» **Instructions to follow**:
Search the material and gather each line with "true" in it.

*** Block opens ***

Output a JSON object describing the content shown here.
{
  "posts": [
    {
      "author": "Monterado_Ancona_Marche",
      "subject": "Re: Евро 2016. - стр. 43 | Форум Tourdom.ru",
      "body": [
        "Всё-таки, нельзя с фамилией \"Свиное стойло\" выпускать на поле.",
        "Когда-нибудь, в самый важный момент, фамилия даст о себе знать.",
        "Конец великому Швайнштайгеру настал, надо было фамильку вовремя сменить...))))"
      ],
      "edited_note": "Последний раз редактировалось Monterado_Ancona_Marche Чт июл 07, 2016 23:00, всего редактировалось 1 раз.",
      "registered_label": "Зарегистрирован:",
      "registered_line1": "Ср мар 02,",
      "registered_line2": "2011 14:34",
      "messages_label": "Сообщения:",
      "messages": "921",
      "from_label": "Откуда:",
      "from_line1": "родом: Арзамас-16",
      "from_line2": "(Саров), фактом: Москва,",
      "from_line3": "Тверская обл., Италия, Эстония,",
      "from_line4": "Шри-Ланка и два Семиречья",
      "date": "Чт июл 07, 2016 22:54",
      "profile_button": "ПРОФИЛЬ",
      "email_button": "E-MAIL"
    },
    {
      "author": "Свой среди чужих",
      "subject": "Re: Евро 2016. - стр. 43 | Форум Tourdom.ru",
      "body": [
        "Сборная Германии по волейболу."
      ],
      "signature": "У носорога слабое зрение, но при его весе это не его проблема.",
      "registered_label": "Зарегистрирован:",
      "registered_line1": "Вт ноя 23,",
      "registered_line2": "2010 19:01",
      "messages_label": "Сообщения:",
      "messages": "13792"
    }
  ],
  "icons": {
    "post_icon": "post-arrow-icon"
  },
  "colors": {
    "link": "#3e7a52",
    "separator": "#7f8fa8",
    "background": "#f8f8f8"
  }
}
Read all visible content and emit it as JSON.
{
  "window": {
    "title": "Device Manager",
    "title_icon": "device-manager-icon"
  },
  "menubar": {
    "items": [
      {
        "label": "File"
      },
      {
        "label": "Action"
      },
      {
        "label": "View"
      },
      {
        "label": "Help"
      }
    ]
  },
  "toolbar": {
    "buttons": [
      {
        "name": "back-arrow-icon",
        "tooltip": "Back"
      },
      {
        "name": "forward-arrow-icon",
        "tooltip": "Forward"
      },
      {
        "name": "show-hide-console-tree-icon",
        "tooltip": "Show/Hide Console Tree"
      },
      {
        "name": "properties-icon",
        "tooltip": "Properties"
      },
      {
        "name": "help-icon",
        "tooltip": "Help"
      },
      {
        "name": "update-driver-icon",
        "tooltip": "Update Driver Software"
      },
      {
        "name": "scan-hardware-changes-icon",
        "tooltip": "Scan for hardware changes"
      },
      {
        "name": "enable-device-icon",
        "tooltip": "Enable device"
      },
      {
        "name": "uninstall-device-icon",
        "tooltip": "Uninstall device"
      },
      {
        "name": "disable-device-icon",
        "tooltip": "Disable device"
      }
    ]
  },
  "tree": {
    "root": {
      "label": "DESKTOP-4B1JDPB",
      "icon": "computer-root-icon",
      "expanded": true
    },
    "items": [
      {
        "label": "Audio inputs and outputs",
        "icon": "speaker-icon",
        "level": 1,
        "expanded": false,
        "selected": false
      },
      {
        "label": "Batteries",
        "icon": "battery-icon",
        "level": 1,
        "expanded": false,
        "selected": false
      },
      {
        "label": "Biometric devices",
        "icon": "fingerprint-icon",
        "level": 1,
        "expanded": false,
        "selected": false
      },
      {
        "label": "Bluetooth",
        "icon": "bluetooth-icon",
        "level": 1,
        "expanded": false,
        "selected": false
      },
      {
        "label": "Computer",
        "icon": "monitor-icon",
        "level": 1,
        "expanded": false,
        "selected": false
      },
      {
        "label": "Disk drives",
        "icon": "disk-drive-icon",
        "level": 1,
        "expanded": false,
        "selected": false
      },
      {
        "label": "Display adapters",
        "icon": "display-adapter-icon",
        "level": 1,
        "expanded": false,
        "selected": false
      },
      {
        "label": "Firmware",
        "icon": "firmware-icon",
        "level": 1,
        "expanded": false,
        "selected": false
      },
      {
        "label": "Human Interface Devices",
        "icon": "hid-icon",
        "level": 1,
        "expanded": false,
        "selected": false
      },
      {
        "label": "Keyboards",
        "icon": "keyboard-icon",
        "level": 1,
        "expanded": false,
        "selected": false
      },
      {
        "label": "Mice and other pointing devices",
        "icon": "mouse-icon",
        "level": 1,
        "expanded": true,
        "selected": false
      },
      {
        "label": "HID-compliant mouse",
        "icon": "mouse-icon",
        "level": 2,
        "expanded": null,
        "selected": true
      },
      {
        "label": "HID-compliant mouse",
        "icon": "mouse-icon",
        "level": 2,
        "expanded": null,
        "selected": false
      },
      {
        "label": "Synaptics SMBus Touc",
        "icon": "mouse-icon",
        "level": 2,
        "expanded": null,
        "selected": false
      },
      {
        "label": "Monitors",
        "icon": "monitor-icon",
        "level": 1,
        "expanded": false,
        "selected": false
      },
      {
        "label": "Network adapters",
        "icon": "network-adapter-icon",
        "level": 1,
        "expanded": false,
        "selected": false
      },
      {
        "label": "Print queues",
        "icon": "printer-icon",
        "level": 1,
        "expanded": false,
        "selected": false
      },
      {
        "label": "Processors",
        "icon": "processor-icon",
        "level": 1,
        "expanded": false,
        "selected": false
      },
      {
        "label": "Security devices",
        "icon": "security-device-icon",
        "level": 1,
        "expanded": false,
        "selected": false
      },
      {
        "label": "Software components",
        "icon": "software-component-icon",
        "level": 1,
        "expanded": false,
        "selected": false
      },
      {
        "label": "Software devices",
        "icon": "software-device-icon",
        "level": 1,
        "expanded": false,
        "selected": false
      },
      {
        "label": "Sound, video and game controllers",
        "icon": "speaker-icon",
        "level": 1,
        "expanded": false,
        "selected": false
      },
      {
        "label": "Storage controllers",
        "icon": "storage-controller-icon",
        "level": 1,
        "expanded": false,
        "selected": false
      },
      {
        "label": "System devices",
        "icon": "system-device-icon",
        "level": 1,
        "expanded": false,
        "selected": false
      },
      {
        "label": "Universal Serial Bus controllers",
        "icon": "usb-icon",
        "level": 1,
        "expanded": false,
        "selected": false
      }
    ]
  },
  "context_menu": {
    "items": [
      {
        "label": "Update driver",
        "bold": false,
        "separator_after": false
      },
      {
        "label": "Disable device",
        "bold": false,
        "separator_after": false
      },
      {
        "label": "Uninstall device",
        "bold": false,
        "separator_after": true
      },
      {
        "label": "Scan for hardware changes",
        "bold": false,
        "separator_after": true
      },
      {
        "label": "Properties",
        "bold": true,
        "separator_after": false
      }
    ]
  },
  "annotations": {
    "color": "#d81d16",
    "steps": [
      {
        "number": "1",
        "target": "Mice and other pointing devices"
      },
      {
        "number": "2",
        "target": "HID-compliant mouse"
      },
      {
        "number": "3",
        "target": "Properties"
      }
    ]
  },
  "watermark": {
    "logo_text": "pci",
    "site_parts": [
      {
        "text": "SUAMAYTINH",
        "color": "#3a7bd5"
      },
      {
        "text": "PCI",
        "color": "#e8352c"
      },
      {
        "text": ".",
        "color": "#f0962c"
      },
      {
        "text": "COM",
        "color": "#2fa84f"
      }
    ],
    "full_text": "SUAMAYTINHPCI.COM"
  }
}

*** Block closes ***

» **Solution**:
      "expanded": true
        "expanded": true,
        "selected": true
        "separator_after": true
        "separator_after": true
        "bold": true,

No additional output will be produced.